The small town she was stuck in didn’t have a McDonald’s she could pretend to eat healthily at, the hotel barely hospitable enough for sleeping. Instead, it boasted a one-stop grocery store, a gas station with a single pump, and a country-western bar with the unfortunate moniker of “The Prickly Pine Cone.” For some reason, Christmas Eve hours already seemed to be in effect, leaving Joyce only the option of the bar if she didn’t want to go cruising down the highway for something else.

She’d just be careful about what she ordered, she decided.

The interior was nearly deserted, the only other occupants the bartender and a dark-haired young man standing at the juke box. When she entered, Joyce paused to let her eyes adjust to the dark, then flashed a tight smile to the man when he nodded at her, carefully avoiding his eyes as she walked over to the bar.

“Do you serve food here?” she asked.

“It’s food,” came the reply. He was probably her age, but looked a decade older, three days worth of stubble coarsening his face, watery blue eyes slightly bloodshot. “Don’t know how edible it is.”

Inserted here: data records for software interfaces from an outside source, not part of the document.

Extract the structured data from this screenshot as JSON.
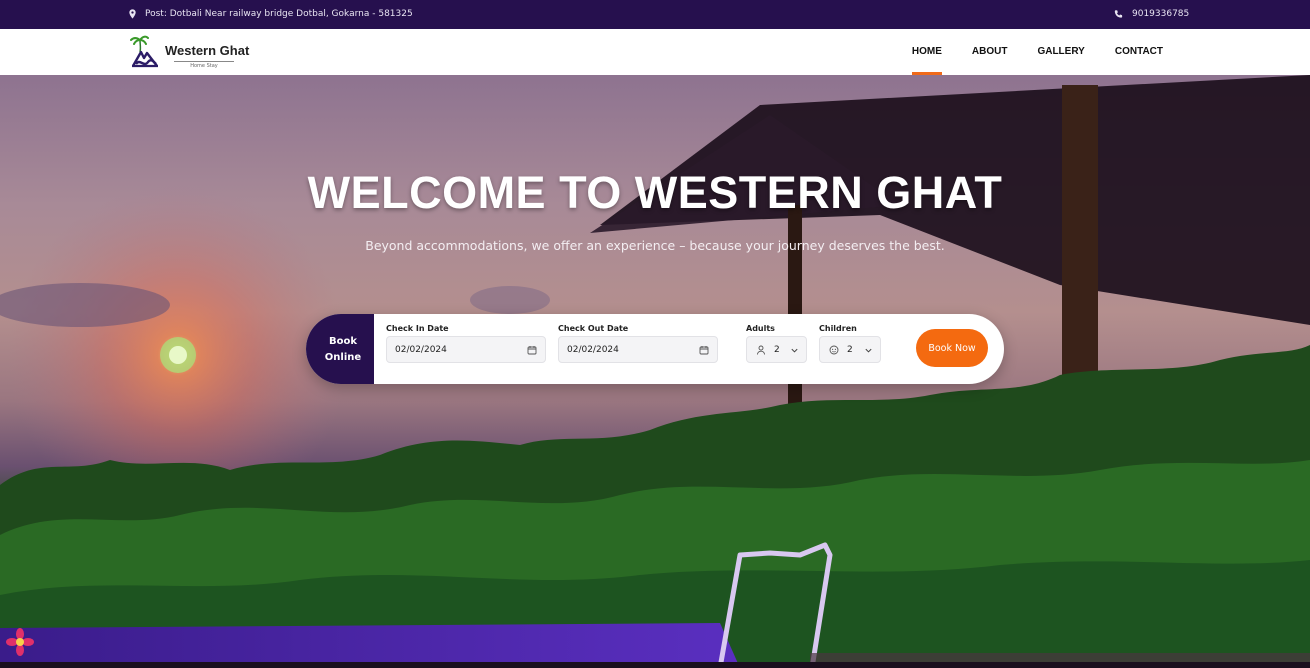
{
  "topbar": {
    "address": "Post: Dotbali Near railway bridge Dotbal, Gokarna - 581325",
    "phone": "9019336785",
    "address_icon": "location-pin-icon",
    "phone_icon": "phone-icon"
  },
  "header": {
    "brand_name": "Western Ghat",
    "brand_tagline": "Home Stay",
    "nav": [
      {
        "label": "HOME",
        "active": true
      },
      {
        "label": "ABOUT",
        "active": false
      },
      {
        "label": "GALLERY",
        "active": false
      },
      {
        "label": "CONTACT",
        "active": false
      }
    ]
  },
  "hero": {
    "title": "WELCOME TO WESTERN GHAT",
    "subtitle": "Beyond accommodations, we offer an experience – because your journey deserves the best."
  },
  "booking": {
    "tab_line1": "Book",
    "tab_line2": "Online",
    "checkin_label": "Check In Date",
    "checkin_value": "02/02/2024",
    "checkout_label": "Check Out Date",
    "checkout_value": "02/02/2024",
    "adults_label": "Adults",
    "adults_value": "2",
    "children_label": "Children",
    "children_value": "2",
    "button_label": "Book Now"
  },
  "colors": {
    "brand_purple": "#26104e",
    "accent_orange": "#f46a10",
    "nav_underline": "#f06a1a"
  }
}
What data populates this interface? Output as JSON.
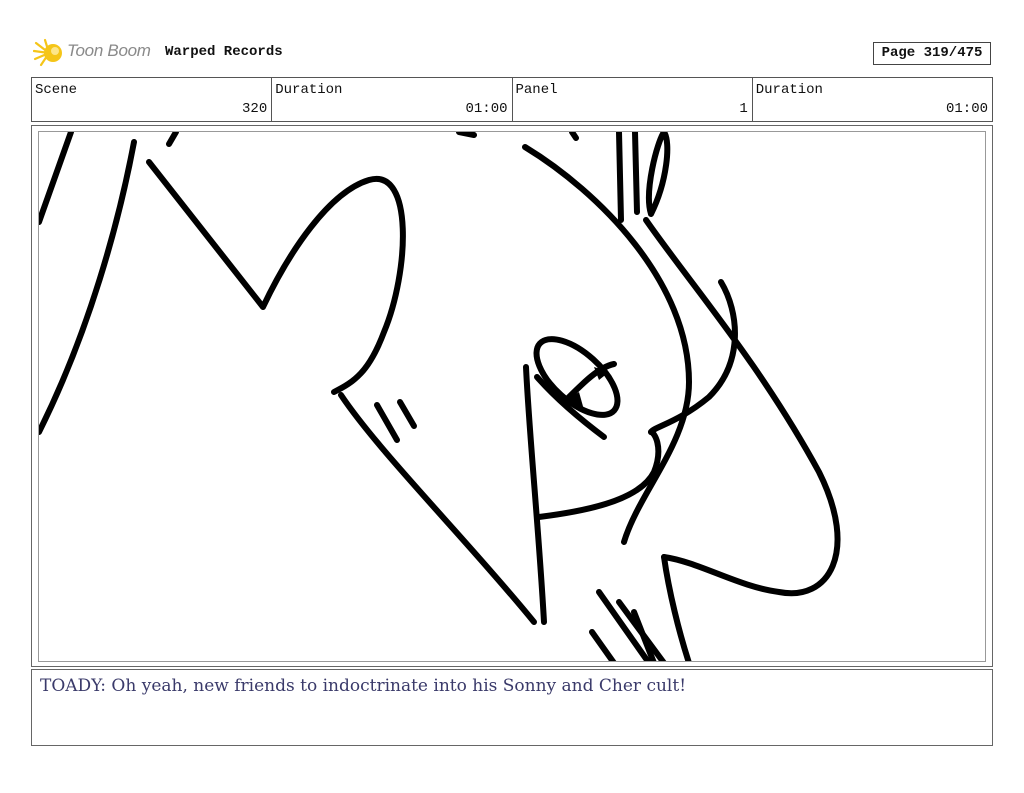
{
  "header": {
    "logo_text": "Toon Boom",
    "project_title": "Warped Records",
    "page_label": "Page 319/475"
  },
  "info": {
    "scene_label": "Scene",
    "scene_value": "320",
    "scene_duration_label": "Duration",
    "scene_duration_value": "01:00",
    "panel_label": "Panel",
    "panel_value": "1",
    "panel_duration_label": "Duration",
    "panel_duration_value": "01:00"
  },
  "dialog": {
    "text": "TOADY: Oh yeah, new friends to indoctrinate into his Sonny and Cher cult!"
  },
  "colors": {
    "logo_accent": "#f5c518",
    "dialog_text": "#3a3a6a"
  }
}
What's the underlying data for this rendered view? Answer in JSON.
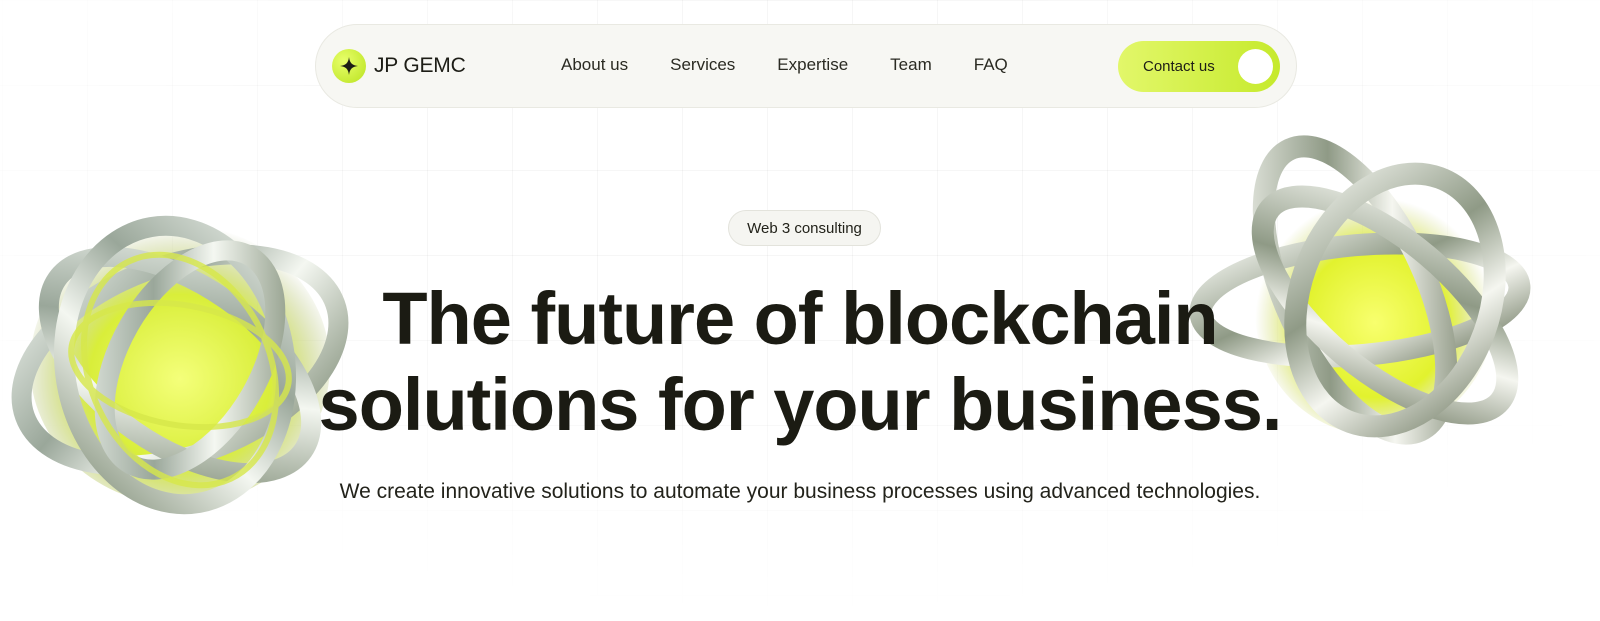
{
  "brand": {
    "name": "JP GEMC",
    "icon": "sparkle-icon",
    "accent": "#c9ec2e"
  },
  "nav": {
    "links": [
      "About us",
      "Services",
      "Expertise",
      "Team",
      "FAQ"
    ],
    "contact_label": "Contact us"
  },
  "hero": {
    "badge": "Web 3 consulting",
    "headline_line1": "The future of blockchain",
    "headline_line2": "solutions for your business.",
    "subtext": "We create innovative solutions to automate your business processes using advanced technologies."
  },
  "decor": {
    "left_image": "chrome-knot-image",
    "right_image": "chrome-knot-image"
  }
}
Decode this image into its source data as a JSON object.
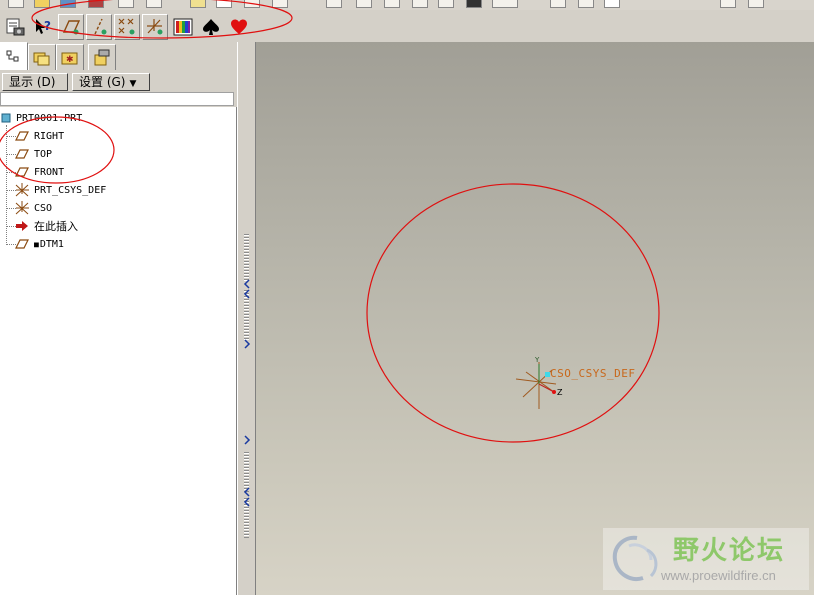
{
  "tabs": [
    {
      "name": "model-tree-icon"
    },
    {
      "name": "folder-browser-icon"
    },
    {
      "name": "favorites-icon"
    },
    {
      "name": "connections-icon"
    }
  ],
  "nav": {
    "show_label": "显示 (D)",
    "settings_label": "设置 (G)"
  },
  "tree": {
    "root": "PRT0001.PRT",
    "items": [
      {
        "label": "RIGHT",
        "icon": "datum-plane-icon"
      },
      {
        "label": "TOP",
        "icon": "datum-plane-icon"
      },
      {
        "label": "FRONT",
        "icon": "datum-plane-icon"
      },
      {
        "label": "PRT_CSYS_DEF",
        "icon": "coordinate-system-icon"
      },
      {
        "label": "CSO",
        "icon": "coordinate-system-icon"
      },
      {
        "label": "在此插入",
        "icon": "insert-here-arrow-icon"
      },
      {
        "label": "DTM1",
        "icon": "datum-plane-icon"
      }
    ]
  },
  "canvas": {
    "csys_label": "CSO_CSYS_DEF",
    "axis_y": "Y",
    "axis_z": "Z",
    "annotation_color": "#e01010"
  },
  "watermark": {
    "title": "野火论坛",
    "url": "www.proewildfire.cn"
  },
  "colors": {
    "canvas_top": "#a19f96",
    "canvas_bottom": "#d7d3c6",
    "label": "#c8681c"
  }
}
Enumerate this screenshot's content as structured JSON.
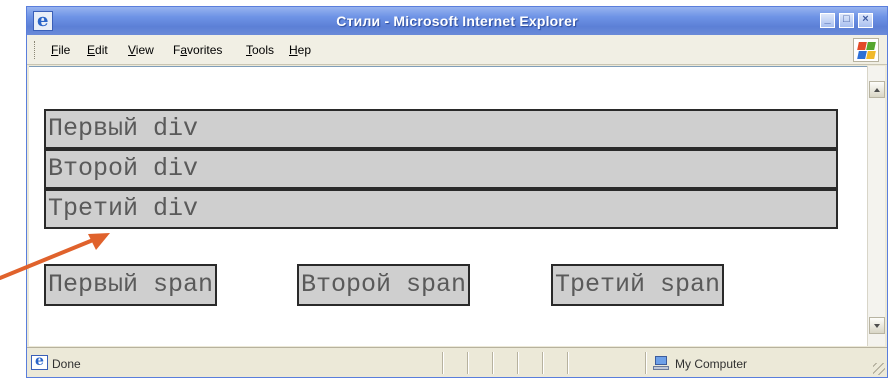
{
  "window": {
    "title": "Стили - Microsoft Internet Explorer"
  },
  "menu": {
    "items": [
      {
        "label": "File",
        "accel": "F"
      },
      {
        "label": "Edit",
        "accel": "E"
      },
      {
        "label": "View",
        "accel": "V"
      },
      {
        "label": "Favorites",
        "accel": "a"
      },
      {
        "label": "Tools",
        "accel": "T"
      },
      {
        "label": "Hep",
        "accel": "H"
      }
    ]
  },
  "content": {
    "divs": [
      "Первый div",
      "Второй div",
      "Третий div"
    ],
    "spans": [
      "Первый span",
      "Второй span",
      "Третий span"
    ]
  },
  "status": {
    "left_text": "Done",
    "zone_text": "My Computer"
  },
  "colors": {
    "block_fill": "#cfcfcf",
    "block_border": "#2a2a2a",
    "arrow": "#e0622c",
    "titlebar": "#6e93e6"
  },
  "icons": {
    "window": "ie-logo-icon",
    "throbber": "windows-flag-icon",
    "status": "ie-page-icon",
    "zone": "my-computer-icon",
    "annotation": "arrow-icon"
  }
}
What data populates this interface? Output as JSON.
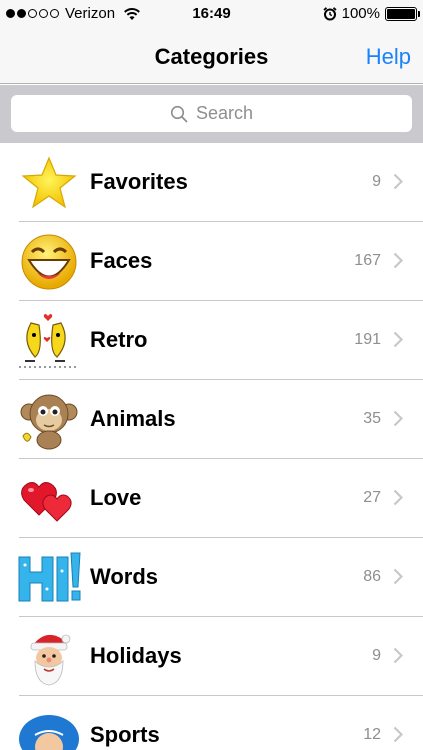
{
  "status_bar": {
    "carrier": "Verizon",
    "time": "16:49",
    "battery": "100%",
    "battery_level": 1.0,
    "signal_bars_filled": 2,
    "signal_bars_total": 5
  },
  "nav": {
    "title": "Categories",
    "help_label": "Help",
    "accent_color": "#1a82fb"
  },
  "search": {
    "placeholder": "Search"
  },
  "categories": [
    {
      "label": "Favorites",
      "count": "9",
      "icon": "star-icon"
    },
    {
      "label": "Faces",
      "count": "167",
      "icon": "laughing-face-icon"
    },
    {
      "label": "Retro",
      "count": "191",
      "icon": "dancing-bananas-icon"
    },
    {
      "label": "Animals",
      "count": "35",
      "icon": "monkey-icon"
    },
    {
      "label": "Love",
      "count": "27",
      "icon": "hearts-icon"
    },
    {
      "label": "Words",
      "count": "86",
      "icon": "hi-word-icon"
    },
    {
      "label": "Holidays",
      "count": "9",
      "icon": "santa-icon"
    },
    {
      "label": "Sports",
      "count": "12",
      "icon": "sports-face-icon"
    }
  ]
}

“I’m going to guess you don’t handle your own marketing,” she joked, but the only response she got was a chuckle from behind her. Joyce sobered and pulled out her wallet. “What exactly do you have?”

After placing an order for wings and fries, she waited while he ran to the back to fetch the bottled water she’d requested. It took only a moment before she felt the presence at her elbow.

“Must be car trouble.”

With a frown, Joyce looked at the young man who’d slid onto the stool next to her, his eyes bright even in the murk, a friendly smile curling his lips. “Excuse me?” she asked.

“Car trouble,” he repeated, and this time she was certain she heard the accent in his voice. “That’s why you’re here, right? No other reason a lovely lady such as yourself would be in this hole the day before Christmas if you didn’t have to be.”

She smiled, in spite of herself. “Is that your excuse?” Joyce countered. “Because you don’t exactly sound local.”

“Never judge a book by its cover.”

“So you are local.”

“Now, did I say that?”

She was saved from replying when the bartender returned with her water, and was about to pass over the twenty to pay for everything when the young man held up his hand.

“Let me,” he said, reaching for his back pocket. “Consider it a Christmas gift.”

“Thank you, but no,” Joyce insisted. She passed over the money, keeping her eyes forward, and then took her water to a corner booth when she got her change, hoping that would be enough to let him know she wanted to be alone.

It wasn’t.

“So, if it’s not your car letting you down,” he said cheerfully, stopping at the edge of the opposite bench, “it must be family that’s got you in town.” Her shock must’ve registered on her face, and he slid onto the seat, extending his hand in a belated greeting. “My name’s Doyle, by the way…”


To be continued in Chapter 24: Have a Cup of Cheer